By Pat Harty
SAN DIEGO – The press conference featuring Kirk Ferentz and USC coach Clay Helton had just ended on Thursday when I took a seat in the lobby of the Grand Hyatt hotel.
The lobby was bustling with activity due mostly to Iowa fans, so I just wanted to sit back and observe Hawkeye nation at its very best.
Little did I know that the entire Iowa team was about walk through the lobby on the way to lunch, I presume, but some of the players, including quarterback Nate Stanley and defensive end A.J. Epenesa, were asked if they could sign an autograph or pose for a photo.
Most of those who asked were little kids, and it was so heartwarming to see them interact with the Iowa players.
The conversations were brief, but the impact from those conversations will last forever.
The look on each kid’s face after meeting his or her favorite Hawkeye is something I’ll cherish forever because these moments mean so much to the kids, and to their parents.
One little boy raced over to his mother after Epenesa had signed his shirt and said, “Mom, look, I got it. A.J. Epenesa signed my shirt.”
It is easy to forget, sometimes, what the Iowa players mean to their fans, especially the younger fans who idolize them and dream of being just like them some day.

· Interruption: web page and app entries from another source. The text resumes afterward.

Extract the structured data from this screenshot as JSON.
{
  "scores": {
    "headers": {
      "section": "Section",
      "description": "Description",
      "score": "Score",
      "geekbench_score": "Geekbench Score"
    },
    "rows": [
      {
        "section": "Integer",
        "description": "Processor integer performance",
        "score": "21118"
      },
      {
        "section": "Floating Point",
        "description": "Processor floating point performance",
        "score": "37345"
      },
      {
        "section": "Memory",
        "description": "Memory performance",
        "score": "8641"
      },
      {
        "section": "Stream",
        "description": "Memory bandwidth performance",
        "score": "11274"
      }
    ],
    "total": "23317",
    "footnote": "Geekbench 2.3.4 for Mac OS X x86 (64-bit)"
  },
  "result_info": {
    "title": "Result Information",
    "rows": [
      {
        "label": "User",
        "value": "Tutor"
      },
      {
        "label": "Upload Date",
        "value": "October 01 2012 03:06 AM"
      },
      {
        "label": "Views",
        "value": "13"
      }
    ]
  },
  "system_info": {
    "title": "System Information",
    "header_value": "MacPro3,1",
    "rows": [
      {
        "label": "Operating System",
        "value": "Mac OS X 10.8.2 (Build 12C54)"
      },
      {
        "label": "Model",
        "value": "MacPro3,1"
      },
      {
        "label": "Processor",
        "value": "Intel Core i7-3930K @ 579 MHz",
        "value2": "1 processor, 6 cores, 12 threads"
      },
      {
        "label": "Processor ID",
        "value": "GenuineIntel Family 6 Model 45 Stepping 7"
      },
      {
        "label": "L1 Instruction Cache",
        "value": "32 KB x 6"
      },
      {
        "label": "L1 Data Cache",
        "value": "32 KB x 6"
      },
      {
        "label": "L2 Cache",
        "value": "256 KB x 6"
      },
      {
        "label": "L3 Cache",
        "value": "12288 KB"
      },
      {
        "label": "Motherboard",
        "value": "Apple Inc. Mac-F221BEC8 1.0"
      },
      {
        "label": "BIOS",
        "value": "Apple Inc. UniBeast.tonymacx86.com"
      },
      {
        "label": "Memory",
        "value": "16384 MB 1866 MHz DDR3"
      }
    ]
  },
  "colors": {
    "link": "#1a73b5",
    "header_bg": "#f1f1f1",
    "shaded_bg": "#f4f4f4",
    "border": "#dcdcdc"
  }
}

This relationship is not unique to Iowa, but there are no professional sports teams in Iowa, and that only helps to strengthen the bond between the players and fans.
It also helps to have players like Stanley and Epenesa, both of whom truly appreciate their fans because it wasn’t that long ago when they were kids looking for autographs.
There is a responsibility with being an Iowa football player that stretches well beyond the playing field.
As good as Stanley and Epenesa have been on the field, they’ve been equally as good off the field when it comes to citizenship and embracing the fans.
If being 0-3 against Wisconsin is the worst thing you can say about Stanley, well, that’s pretty impressive.
The Wisconsin native has represented the Iowa program, and the university, with class and dignity, and that was on display in the hotel lobby.
There wasn’t a lot of time to make conversation because Iowa sticks to a tight and meticulous schedule during bowl-game preparation, but Stanley and Epenesa both took time to acknowledge their fans.
And to me, that’s one of the neatest things about covering a bowl game – seeing a little boy or girl get the thrill of their life by meeting a Hawkeye.
To see the look of joy on each kid’s face is priceless.
It won’t matter to the little kids if Iowa loses to USC in the Holiday Bowl on Friday.
Sure, they’ll be sad if Iowa loses, but they won’t be any less appreciative of their brief encounter with an Iowa player.
The autographs and photos still will have the same significance and meaning.
Iowa’s annual Kids Day event, which is held before the start of each season, continues to grow in popularity because it means so much to the fans, but also because it means so much to the Iowa players and coaches.
Kirk Ferentz and his wife, Mary, raised five children, so they understand the bond between a young child and an athlete.
The Iowa players are encouraged to set the right example, and to always remember that little kids look up to them and want to be just like them some day.
And if you’re a parent, you should be happy that your child wants to be like Nate Stanley or A.J. Epenesa because they are so much more than just talented football players.